- **Problem details**:
Could you please return each line of the data that has the word "JSON"?

- **Record set**:
━━━━━━━━━━━━━━━━━━━━━━━━━━━━━━

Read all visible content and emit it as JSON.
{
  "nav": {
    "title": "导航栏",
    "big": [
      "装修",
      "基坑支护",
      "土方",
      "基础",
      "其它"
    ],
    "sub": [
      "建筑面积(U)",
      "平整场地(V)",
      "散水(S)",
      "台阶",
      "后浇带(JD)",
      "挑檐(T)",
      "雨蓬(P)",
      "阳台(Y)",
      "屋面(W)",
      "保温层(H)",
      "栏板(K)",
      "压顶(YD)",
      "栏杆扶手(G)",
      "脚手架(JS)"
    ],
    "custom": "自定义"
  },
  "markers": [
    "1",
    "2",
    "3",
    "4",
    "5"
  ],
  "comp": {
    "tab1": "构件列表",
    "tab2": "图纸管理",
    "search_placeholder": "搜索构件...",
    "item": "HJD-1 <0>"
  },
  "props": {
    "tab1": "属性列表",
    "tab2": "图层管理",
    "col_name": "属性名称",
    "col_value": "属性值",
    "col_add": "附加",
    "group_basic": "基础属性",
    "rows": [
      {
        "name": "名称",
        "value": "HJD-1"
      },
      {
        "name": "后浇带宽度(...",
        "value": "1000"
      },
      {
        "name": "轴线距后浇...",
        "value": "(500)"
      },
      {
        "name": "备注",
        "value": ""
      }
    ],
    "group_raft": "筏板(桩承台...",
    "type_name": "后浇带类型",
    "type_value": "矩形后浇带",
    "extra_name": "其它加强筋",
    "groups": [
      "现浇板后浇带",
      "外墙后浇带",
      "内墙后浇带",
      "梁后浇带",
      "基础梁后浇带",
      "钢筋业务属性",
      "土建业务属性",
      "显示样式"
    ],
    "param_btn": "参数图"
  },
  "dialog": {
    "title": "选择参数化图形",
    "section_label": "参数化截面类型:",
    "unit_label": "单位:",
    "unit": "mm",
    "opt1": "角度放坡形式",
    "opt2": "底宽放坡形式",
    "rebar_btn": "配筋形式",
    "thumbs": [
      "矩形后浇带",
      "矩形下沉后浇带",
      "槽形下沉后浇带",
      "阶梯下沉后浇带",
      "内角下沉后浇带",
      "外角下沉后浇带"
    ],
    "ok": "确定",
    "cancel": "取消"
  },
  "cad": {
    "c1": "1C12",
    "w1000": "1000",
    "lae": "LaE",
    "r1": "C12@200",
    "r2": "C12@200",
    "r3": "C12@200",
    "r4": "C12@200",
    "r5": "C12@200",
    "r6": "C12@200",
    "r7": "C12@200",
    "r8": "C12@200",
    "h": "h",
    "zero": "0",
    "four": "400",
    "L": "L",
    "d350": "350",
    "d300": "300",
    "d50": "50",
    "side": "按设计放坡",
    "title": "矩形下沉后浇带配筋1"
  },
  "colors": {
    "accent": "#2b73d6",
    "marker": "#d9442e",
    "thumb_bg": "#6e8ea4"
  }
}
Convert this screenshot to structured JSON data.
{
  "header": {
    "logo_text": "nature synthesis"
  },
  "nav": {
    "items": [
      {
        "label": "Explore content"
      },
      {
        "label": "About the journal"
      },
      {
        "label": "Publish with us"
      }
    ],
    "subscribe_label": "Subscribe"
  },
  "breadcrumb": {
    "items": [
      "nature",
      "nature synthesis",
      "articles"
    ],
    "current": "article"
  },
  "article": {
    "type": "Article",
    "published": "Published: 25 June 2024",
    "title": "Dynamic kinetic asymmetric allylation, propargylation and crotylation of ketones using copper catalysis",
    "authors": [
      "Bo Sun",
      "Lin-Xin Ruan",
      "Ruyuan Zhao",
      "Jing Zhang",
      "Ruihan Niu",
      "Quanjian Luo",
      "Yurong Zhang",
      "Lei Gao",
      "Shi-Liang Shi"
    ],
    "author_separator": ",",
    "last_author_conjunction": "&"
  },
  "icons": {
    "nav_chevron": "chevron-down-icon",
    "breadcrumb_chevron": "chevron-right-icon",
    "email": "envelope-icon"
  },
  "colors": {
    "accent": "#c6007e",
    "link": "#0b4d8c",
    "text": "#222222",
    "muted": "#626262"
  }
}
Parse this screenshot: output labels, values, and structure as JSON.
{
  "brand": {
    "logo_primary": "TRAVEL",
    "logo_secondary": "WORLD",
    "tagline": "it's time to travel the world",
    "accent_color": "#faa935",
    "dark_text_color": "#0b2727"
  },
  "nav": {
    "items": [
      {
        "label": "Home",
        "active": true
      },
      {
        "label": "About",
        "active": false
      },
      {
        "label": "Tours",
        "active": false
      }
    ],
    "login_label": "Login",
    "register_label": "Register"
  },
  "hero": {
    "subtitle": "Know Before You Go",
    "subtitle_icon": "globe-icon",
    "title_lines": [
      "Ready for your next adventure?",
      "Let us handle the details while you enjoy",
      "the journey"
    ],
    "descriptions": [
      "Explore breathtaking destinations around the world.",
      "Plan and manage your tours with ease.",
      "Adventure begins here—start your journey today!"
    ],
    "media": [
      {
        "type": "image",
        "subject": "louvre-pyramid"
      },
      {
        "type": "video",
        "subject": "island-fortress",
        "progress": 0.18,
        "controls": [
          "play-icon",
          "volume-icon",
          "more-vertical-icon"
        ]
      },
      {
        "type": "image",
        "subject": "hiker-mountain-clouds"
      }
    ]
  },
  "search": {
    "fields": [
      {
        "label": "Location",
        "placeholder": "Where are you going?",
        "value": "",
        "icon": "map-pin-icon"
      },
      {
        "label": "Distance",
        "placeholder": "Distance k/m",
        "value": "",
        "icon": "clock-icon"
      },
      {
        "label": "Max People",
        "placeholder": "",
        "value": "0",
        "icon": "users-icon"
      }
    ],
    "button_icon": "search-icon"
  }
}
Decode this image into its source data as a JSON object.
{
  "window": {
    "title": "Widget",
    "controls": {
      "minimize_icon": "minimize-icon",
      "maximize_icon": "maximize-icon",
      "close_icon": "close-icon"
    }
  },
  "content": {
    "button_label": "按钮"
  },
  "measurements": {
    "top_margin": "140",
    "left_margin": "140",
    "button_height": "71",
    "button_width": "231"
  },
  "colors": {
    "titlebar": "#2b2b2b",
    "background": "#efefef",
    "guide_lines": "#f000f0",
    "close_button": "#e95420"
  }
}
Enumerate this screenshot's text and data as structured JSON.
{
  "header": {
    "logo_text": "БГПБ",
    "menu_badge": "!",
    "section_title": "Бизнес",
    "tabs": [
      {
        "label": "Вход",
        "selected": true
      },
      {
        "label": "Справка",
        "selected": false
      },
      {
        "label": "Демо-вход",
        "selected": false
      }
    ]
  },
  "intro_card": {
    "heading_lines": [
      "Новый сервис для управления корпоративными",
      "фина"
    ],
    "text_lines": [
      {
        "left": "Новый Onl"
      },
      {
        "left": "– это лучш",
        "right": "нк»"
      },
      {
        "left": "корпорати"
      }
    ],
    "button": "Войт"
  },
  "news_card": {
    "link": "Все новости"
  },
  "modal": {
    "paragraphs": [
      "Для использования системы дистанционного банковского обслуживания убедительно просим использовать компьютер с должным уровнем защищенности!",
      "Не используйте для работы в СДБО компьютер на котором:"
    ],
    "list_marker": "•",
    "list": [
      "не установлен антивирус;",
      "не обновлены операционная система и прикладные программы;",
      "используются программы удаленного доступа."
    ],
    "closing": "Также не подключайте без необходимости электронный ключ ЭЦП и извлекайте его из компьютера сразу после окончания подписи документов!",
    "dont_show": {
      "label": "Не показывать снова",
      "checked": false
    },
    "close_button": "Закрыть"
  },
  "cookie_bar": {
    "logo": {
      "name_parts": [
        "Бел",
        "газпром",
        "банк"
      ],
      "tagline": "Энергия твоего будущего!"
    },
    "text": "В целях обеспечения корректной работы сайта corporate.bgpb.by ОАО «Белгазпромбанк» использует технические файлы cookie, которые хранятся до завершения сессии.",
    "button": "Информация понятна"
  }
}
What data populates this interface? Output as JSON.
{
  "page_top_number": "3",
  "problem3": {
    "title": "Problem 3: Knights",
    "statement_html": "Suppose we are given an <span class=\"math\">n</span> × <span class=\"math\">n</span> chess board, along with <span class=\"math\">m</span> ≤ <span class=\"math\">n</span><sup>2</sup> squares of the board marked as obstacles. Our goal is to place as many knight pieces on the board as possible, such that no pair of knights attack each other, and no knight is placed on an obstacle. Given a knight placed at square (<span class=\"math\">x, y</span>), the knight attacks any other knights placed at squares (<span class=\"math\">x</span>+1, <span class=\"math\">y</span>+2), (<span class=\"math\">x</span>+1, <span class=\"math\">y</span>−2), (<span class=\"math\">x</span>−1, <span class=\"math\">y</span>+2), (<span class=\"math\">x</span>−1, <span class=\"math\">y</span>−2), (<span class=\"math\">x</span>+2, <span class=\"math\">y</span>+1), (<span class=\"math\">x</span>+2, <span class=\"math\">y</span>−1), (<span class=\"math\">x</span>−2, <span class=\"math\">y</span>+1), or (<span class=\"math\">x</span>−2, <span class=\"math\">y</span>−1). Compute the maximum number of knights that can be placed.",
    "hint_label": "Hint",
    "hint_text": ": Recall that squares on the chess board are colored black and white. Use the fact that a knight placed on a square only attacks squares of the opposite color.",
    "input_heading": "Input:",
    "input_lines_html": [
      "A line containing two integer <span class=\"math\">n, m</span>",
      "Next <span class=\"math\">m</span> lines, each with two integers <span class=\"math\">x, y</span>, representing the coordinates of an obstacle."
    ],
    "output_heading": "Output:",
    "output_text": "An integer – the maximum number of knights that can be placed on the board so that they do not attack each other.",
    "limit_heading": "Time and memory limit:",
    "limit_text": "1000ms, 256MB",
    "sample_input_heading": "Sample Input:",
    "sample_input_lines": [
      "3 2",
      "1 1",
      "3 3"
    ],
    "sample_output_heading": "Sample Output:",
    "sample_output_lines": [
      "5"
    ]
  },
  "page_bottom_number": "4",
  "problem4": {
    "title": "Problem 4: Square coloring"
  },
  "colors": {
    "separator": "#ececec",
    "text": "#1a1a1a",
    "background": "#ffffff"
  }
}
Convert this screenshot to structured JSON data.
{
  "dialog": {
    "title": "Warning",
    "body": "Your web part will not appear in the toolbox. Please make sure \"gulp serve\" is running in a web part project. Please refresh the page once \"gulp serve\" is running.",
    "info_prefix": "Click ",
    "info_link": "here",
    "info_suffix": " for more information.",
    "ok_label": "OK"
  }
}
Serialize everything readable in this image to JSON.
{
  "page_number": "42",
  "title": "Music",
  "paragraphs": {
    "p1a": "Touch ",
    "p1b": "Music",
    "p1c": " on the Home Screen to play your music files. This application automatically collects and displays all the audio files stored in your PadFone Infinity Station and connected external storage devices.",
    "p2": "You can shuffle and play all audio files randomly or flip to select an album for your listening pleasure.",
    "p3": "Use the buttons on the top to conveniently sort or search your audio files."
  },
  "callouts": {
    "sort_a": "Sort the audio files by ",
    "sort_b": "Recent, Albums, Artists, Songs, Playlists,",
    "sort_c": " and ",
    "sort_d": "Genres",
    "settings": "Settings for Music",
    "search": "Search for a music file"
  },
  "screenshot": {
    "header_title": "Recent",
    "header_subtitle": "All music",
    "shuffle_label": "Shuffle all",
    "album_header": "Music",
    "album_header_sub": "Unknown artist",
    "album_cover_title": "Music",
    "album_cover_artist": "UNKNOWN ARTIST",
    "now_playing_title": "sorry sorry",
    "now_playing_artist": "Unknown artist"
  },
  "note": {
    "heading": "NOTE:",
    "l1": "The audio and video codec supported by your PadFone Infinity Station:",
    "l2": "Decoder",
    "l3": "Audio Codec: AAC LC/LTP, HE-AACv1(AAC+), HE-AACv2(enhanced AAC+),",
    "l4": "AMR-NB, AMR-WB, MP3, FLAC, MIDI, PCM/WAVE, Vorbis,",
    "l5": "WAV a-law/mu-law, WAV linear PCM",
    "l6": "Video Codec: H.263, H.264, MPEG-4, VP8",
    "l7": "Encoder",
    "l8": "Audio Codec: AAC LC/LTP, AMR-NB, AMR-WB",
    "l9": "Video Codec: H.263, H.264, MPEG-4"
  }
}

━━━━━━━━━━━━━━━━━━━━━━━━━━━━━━

- **Solution below**:
Read all visible content and emit it as JSON.
Convert this screenshot to structured JSON data.
Parse this screenshot: output labels, values, and structure as JSON.
Decode this image into its source data as a JSON object.
Enumerate this screenshot's text and data as structured JSON.
What data populates this interface? Output as JSON.
Convert this screenshot to structured JSON data.
Serialize everything readable in this image to JSON.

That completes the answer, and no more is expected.